# Exercise data

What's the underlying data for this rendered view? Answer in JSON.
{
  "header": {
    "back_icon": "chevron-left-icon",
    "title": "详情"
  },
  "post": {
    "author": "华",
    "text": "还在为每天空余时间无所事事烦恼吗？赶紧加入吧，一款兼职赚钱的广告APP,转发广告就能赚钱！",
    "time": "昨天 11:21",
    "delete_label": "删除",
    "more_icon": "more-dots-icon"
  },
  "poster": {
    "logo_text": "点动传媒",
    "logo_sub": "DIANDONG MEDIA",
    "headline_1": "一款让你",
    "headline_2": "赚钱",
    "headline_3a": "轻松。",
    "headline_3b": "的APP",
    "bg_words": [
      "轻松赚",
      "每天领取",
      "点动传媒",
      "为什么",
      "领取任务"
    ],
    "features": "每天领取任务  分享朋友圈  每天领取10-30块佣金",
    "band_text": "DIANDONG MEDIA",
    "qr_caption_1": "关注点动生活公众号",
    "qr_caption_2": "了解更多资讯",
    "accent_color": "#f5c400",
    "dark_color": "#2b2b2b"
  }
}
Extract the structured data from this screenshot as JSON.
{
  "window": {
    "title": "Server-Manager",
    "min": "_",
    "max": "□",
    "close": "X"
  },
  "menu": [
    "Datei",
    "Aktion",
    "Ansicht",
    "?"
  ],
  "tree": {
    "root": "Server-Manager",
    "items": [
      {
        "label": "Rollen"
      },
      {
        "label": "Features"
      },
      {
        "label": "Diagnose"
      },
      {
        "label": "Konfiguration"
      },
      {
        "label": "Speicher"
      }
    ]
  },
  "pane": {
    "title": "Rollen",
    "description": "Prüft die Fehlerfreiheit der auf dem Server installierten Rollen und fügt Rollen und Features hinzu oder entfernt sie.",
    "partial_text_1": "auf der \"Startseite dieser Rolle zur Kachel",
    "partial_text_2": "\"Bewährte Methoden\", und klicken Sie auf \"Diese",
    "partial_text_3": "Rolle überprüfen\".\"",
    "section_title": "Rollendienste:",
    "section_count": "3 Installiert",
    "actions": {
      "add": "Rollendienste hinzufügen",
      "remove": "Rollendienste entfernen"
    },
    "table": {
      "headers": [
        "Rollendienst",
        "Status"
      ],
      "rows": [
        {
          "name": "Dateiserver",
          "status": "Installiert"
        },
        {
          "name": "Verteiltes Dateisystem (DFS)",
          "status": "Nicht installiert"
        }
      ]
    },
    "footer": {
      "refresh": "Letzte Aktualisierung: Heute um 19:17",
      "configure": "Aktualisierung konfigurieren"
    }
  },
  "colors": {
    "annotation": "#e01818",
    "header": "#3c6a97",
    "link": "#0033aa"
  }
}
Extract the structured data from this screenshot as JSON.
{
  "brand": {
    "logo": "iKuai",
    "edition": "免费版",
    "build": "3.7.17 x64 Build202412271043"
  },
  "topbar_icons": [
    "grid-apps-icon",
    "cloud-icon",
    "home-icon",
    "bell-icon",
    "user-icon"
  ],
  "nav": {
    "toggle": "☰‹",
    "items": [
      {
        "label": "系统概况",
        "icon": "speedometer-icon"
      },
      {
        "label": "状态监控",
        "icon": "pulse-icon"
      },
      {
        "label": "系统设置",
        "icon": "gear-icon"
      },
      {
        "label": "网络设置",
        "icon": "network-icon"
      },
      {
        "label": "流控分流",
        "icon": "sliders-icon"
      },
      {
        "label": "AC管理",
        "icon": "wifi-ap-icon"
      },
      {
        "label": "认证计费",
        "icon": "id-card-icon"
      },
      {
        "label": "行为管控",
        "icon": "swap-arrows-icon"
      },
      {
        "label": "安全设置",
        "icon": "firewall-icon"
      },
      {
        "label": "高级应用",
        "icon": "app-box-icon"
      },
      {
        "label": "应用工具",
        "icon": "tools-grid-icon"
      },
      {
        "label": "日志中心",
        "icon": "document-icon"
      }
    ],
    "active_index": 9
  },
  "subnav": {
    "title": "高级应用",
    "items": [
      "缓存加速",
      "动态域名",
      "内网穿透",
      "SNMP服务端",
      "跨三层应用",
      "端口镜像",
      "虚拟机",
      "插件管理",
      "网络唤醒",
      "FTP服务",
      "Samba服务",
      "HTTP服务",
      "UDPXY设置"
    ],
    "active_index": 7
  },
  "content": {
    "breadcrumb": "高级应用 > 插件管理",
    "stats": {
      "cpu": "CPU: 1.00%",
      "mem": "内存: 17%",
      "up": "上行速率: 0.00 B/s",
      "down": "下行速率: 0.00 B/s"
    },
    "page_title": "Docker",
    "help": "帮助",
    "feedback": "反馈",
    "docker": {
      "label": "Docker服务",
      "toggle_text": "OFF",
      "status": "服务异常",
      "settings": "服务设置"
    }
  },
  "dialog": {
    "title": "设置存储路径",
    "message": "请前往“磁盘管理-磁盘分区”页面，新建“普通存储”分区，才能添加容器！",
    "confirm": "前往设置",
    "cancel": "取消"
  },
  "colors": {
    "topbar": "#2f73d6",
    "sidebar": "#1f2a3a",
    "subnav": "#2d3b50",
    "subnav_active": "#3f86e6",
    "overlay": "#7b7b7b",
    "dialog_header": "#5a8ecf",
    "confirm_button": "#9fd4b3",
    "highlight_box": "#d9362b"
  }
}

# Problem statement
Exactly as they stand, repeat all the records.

# Final answer
What's the underlying data for this rendered view? Answer in JSON.
{
  "header": {
    "back_icon": "chevron-left-icon",
    "title": "详情"
  },
  "post": {
    "author": "华",
    "text": "还在为每天空余时间无所事事烦恼吗？赶紧加入吧，一款兼职赚钱的广告APP,转发广告就能赚钱！",
    "time": "昨天 11:21",
    "delete_label": "删除",
    "more_icon": "more-dots-icon"
  },
  "poster": {
    "logo_text": "点动传媒",
    "logo_sub": "DIANDONG MEDIA",
    "headline_1": "一款让你",
    "headline_2": "赚钱",
    "headline_3a": "轻松。",
    "headline_3b": "的APP",
    "bg_words": [
      "轻松赚",
      "每天领取",
      "点动传媒",
      "为什么",
      "领取任务"
    ],
    "features": "每天领取任务  分享朋友圈  每天领取10-30块佣金",
    "band_text": "DIANDONG MEDIA",
    "qr_caption_1": "关注点动生活公众号",
    "qr_caption_2": "了解更多资讯",
    "accent_color": "#f5c400",
    "dark_color": "#2b2b2b"
  }
}
Extract the structured data from this screenshot as JSON.
{
  "window": {
    "title": "Server-Manager",
    "min": "_",
    "max": "□",
    "close": "X"
  },
  "menu": [
    "Datei",
    "Aktion",
    "Ansicht",
    "?"
  ],
  "tree": {
    "root": "Server-Manager",
    "items": [
      {
        "label": "Rollen"
      },
      {
        "label": "Features"
      },
      {
        "label": "Diagnose"
      },
      {
        "label": "Konfiguration"
      },
      {
        "label": "Speicher"
      }
    ]
  },
  "pane": {
    "title": "Rollen",
    "description": "Prüft die Fehlerfreiheit der auf dem Server installierten Rollen und fügt Rollen und Features hinzu oder entfernt sie.",
    "partial_text_1": "auf der \"Startseite dieser Rolle zur Kachel",
    "partial_text_2": "\"Bewährte Methoden\", und klicken Sie auf \"Diese",
    "partial_text_3": "Rolle überprüfen\".\"",
    "section_title": "Rollendienste:",
    "section_count": "3 Installiert",
    "actions": {
      "add": "Rollendienste hinzufügen",
      "remove": "Rollendienste entfernen"
    },
    "table": {
      "headers": [
        "Rollendienst",
        "Status"
      ],
      "rows": [
        {
          "name": "Dateiserver",
          "status": "Installiert"
        },
        {
          "name": "Verteiltes Dateisystem (DFS)",
          "status": "Nicht installiert"
        }
      ]
    },
    "footer": {
      "refresh": "Letzte Aktualisierung: Heute um 19:17",
      "configure": "Aktualisierung konfigurieren"
    }
  },
  "colors": {
    "annotation": "#e01818",
    "header": "#3c6a97",
    "link": "#0033aa"
  }
}
Extract the structured data from this screenshot as JSON.
{
  "brand": {
    "logo": "iKuai",
    "edition": "免费版",
    "build": "3.7.17 x64 Build202412271043"
  },
  "topbar_icons": [
    "grid-apps-icon",
    "cloud-icon",
    "home-icon",
    "bell-icon",
    "user-icon"
  ],
  "nav": {
    "toggle": "☰‹",
    "items": [
      {
        "label": "系统概况",
        "icon": "speedometer-icon"
      },
      {
        "label": "状态监控",
        "icon": "pulse-icon"
      },
      {
        "label": "系统设置",
        "icon": "gear-icon"
      },
      {
        "label": "网络设置",
        "icon": "network-icon"
      },
      {
        "label": "流控分流",
        "icon": "sliders-icon"
      },
      {
        "label": "AC管理",
        "icon": "wifi-ap-icon"
      },
      {
        "label": "认证计费",
        "icon": "id-card-icon"
      },
      {
        "label": "行为管控",
        "icon": "swap-arrows-icon"
      },
      {
        "label": "安全设置",
        "icon": "firewall-icon"
      },
      {
        "label": "高级应用",
        "icon": "app-box-icon"
      },
      {
        "label": "应用工具",
        "icon": "tools-grid-icon"
      },
      {
        "label": "日志中心",
        "icon": "document-icon"
      }
    ],
    "active_index": 9
  },
  "subnav": {
    "title": "高级应用",
    "items": [
      "缓存加速",
      "动态域名",
      "内网穿透",
      "SNMP服务端",
      "跨三层应用",
      "端口镜像",
      "虚拟机",
      "插件管理",
      "网络唤醒",
      "FTP服务",
      "Samba服务",
      "HTTP服务",
      "UDPXY设置"
    ],
    "active_index": 7
  },
  "content": {
    "breadcrumb": "高级应用 > 插件管理",
    "stats": {
      "cpu": "CPU: 1.00%",
      "mem": "内存: 17%",
      "up": "上行速率: 0.00 B/s",
      "down": "下行速率: 0.00 B/s"
    },
    "page_title": "Docker",
    "help": "帮助",
    "feedback": "反馈",
    "docker": {
      "label": "Docker服务",
      "toggle_text": "OFF",
      "status": "服务异常",
      "settings": "服务设置"
    }
  },
  "dialog": {
    "title": "设置存储路径",
    "message": "请前往“磁盘管理-磁盘分区”页面，新建“普通存储”分区，才能添加容器！",
    "confirm": "前往设置",
    "cancel": "取消"
  },
  "colors": {
    "topbar": "#2f73d6",
    "sidebar": "#1f2a3a",
    "subnav": "#2d3b50",
    "subnav_active": "#3f86e6",
    "overlay": "#7b7b7b",
    "dialog_header": "#5a8ecf",
    "confirm_button": "#9fd4b3",
    "highlight_box": "#d9362b"
  }
}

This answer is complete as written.